The latest Cattle report issued by USDA confirms that cyclical herd expansion in the U.S. is over. The total inventory of all cattle and calves on January 1, 2020 was 94.413 million head, down 0.4 percent from one year ago. The numbers indicate that, while cattle inventories have stopped growing, no major liquidation is underway.
The beef cow inventory is 31.3 million head, down 374,000 head or 1.2 percent lower year over year. The peak beef cow inventory for 2019 was 31.7 million (revised down by 75,000 head from the previous report). This means that the total herd expansion in this cycle was an increase of 2.73 million head from the 2014 low of 29.0 million cows. That is a total cyclical expansion of 9.4 percent or an average of 1.9 percent per year for the five years of expansion.
Beef replacement heifers were pegged at 5.77 million head, down 1.9 percent year over year. The inventory of beef replacement heifers is 18.4 percent of the beef cow inventory, a level that historically has not indicated significant liquidation.
However, in 2019, replacement heifers were 18.6 percent of the beef cow inventory but sharply higher beef cow slaughter at the end of the year pushed the culling rate fractionally over 10 percent and resulted in modest reduction in the herd inventory. The number of beef heifers expected to calve in 2020 is 3.5 million head, 0.8 percent lower year over year.
The dairy cowherd on January 1 was 9.33 million head, down a scant 18,800 head from last year. Dairy replacement heifers were 4.64 million head, down 0.9 percent year over year. The dairy replacements heifer inventory is 49.7 percent of the dairy cowherd, slightly lower than the average of the last decade. The number of dairy heifers expected to calve this year is down 2.5 percent year over year.

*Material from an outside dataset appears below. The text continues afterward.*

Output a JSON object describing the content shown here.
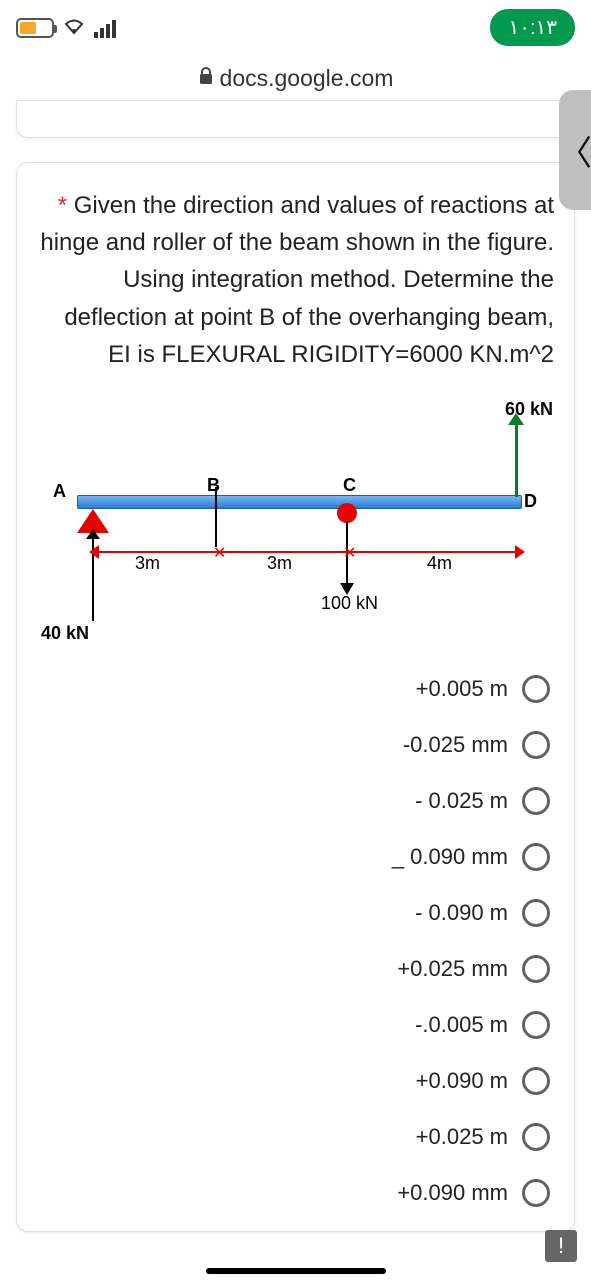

The 2019 calf crop was 36.06 million head, down 0.7 percent year over year. The cyclical peak 2018 calf crop of 36.3 million was the largest calf crop since 2007 when the total calf crop was 36.8 million head.
The January 1, 2020 inventory of other heifers was 9.71 million head, up 0.9 percent year over year; the inventory of steers over 500 pounds was 16.67 million head, down 0.5 percent; and calves under 500 pounds had an inventory of 14.74 million head, up 1.4 percent year over year. The total of other heifers, steers, and calves minus the cattle on feed inventory leads to an estimated supply of feeder cattle outside of feedlots of 26.45 million head, down 0.4 percent from one year ago.
The cattle on feed inventory of 14.67 million head, up 2.1 percent year over year, is the largest since the 2008 level of 14.8 million head. These numbers show that the last pulse of larger cattle numbers are currently in feedlots and cattle slaughter will be up in the first quarter before declining through the second half of the year.
However, higher carcass weights are projected to offset a slight decline in cattle slaughter and push total 2020 beef production higher to new record levels. Beef production is likely, however, to be lower year over year by the fourth quarter of the year.
Market conditions in 2020 will determine the trajectory of the cattle industry from this point forward. Modestly higher prices are projected in 2020, combined with improved international market potential, could restart herd expansion. Alternatively, continued political and economic turbulence or shocks, such as coronavirus, could drag markets down and hold cattle inventories flat or fall into more liquidation.
Derrell Peel – Oklahoma State University